BRANDED: Severe drought threatens America's farmers & food supply
Severe drought threatens America's farmers & food supply
By Rep. David Valadao (CA-21)
I’m proud to represent the farmers that feed the world. With less than one percent of our country’s farmland, the Central Valley supplies a quarter of our Nation’s food. Our well-deserved reputation as America’s breadbasket comes from the help of nature, and a whole lot of hard work and skill from our farmers, ranchers, and producers.
But without water, we can’t grow our nation’s food at all.
The severe drought throughout the American West has been negatively impacting my constituents and local community for years. In the Central Valley, our farmers have had to turn to pumping groundwater to protect their high value crops. Towns have been forced to pump more and more groundwater to meet their community’s needs. Burdensome environmental overregulation has restricted available water and prevented aquifers from replenishing their supply. As a lifelong dairy farmer, I have experienced firsthand the challenges and frustrations surrounding the drought.
We can’t make it rain, and we can’t produce water. We have to work with the water we already have and apply commonsense solutions to make this water available to the communities doing everything possible to survive these conditions. I worked with republicans and democrats to get the Water Infrastructure Improvements for the Nation (WIIN) Act signed into law in 2016. This bill increased operational flexibility for the Central Valley Project and State Water Project, and authorized millions of dollars for important water infrastructure projects.

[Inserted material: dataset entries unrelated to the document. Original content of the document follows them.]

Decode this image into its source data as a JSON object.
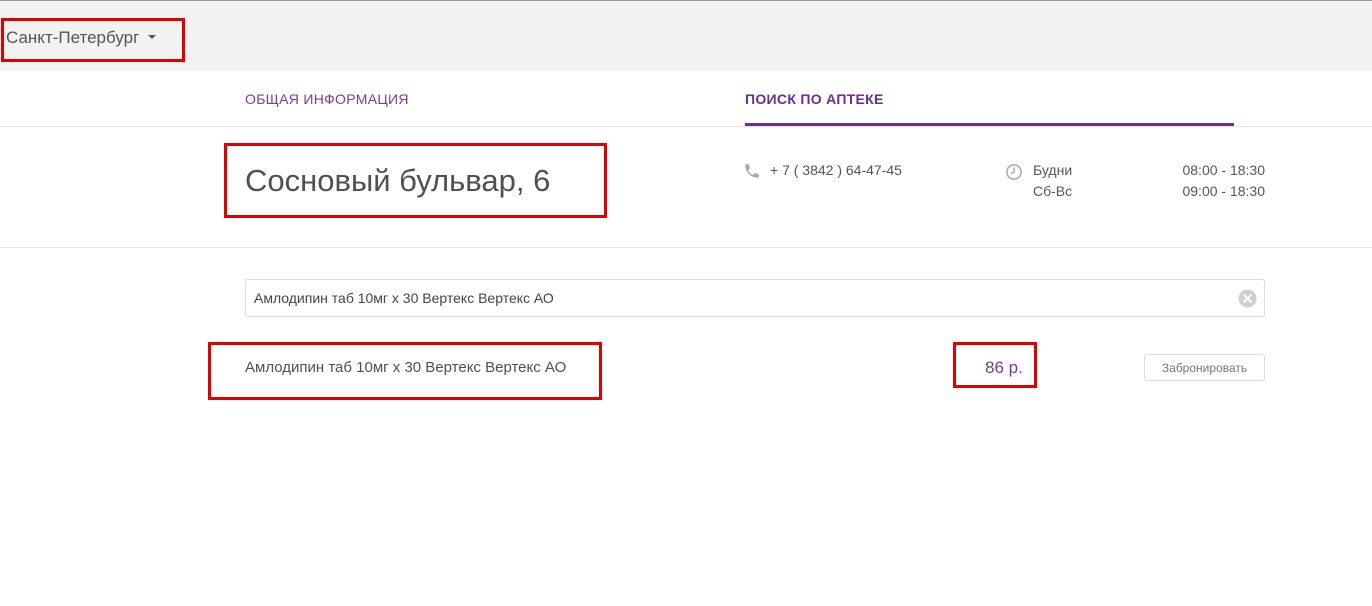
{
  "header": {
    "city": "Санкт-Петербург"
  },
  "tabs": [
    {
      "label": "ОБЩАЯ ИНФОРМАЦИЯ",
      "active": false
    },
    {
      "label": "ПОИСК ПО АПТЕКЕ",
      "active": true
    }
  ],
  "pharmacy": {
    "address": "Сосновый бульвар, 6",
    "phone": "+ 7 ( 3842 ) 64-47-45",
    "hours": [
      {
        "days": "Будни",
        "time": "08:00 - 18:30"
      },
      {
        "days": "Сб-Вс",
        "time": "09:00 - 18:30"
      }
    ]
  },
  "search": {
    "value": "Амлодипин таб 10мг х 30 Вертекс Вертекс АО"
  },
  "results": [
    {
      "name": "Амлодипин таб 10мг х 30 Вертекс Вертекс АО",
      "price": "86 р.",
      "action_label": "Забронировать"
    }
  ],
  "colors": {
    "accent": "#6d2e93",
    "highlight_box": "#e00000",
    "topbar_bg": "#f2f2f2"
  },
  "icons": {
    "city_dropdown": "caret-down-icon",
    "phone": "phone-icon",
    "hours": "clock-icon",
    "clear": "clear-icon"
  }
}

The WIIN Act was critical in combating this detrimental drought to ensure families in rural communities and our farms in the Central Valley have access to clean, reliable water. The authorities under the WIIN Act expired in 2021, and I’ve introduced legislation that would renew the storage and operations provisions of Subtitle J and extend the authorization of appropriations for water storage projects. We need to pass this bill to provide relief for our agricultural producers, rural communities, and everyone feeling the impacts of the drought.
If we don’t work together in a bipartisan manner, and all look for ways to alleviate the consequences of this disaster, our entire country, not just those immediately impacted by drought conditions, will feel the consequences. Food prices are at a record high, and people are struggling to put food on the table. The ongoing war in Ukraine is destabilizing worldwide agricultural commodity production. Experts are warning about the very real possibility of a global food shortage. Now more than ever, we need to do everything in our power to support our domestic farmers, ranchers, and producers to provide much needed stability to our global food supply.
Making sure our agriculture producers have access to safe, clean, and reliable water is critical. The impact of the Western drought will be felt nationwide if we don’t fix the complex and contradictory laws, court decisions, and regulations and improve water storage infrastructure to bring more water to the people who grow our nation’s food.
The livelihoods of my constituents and our global food supply depend on it.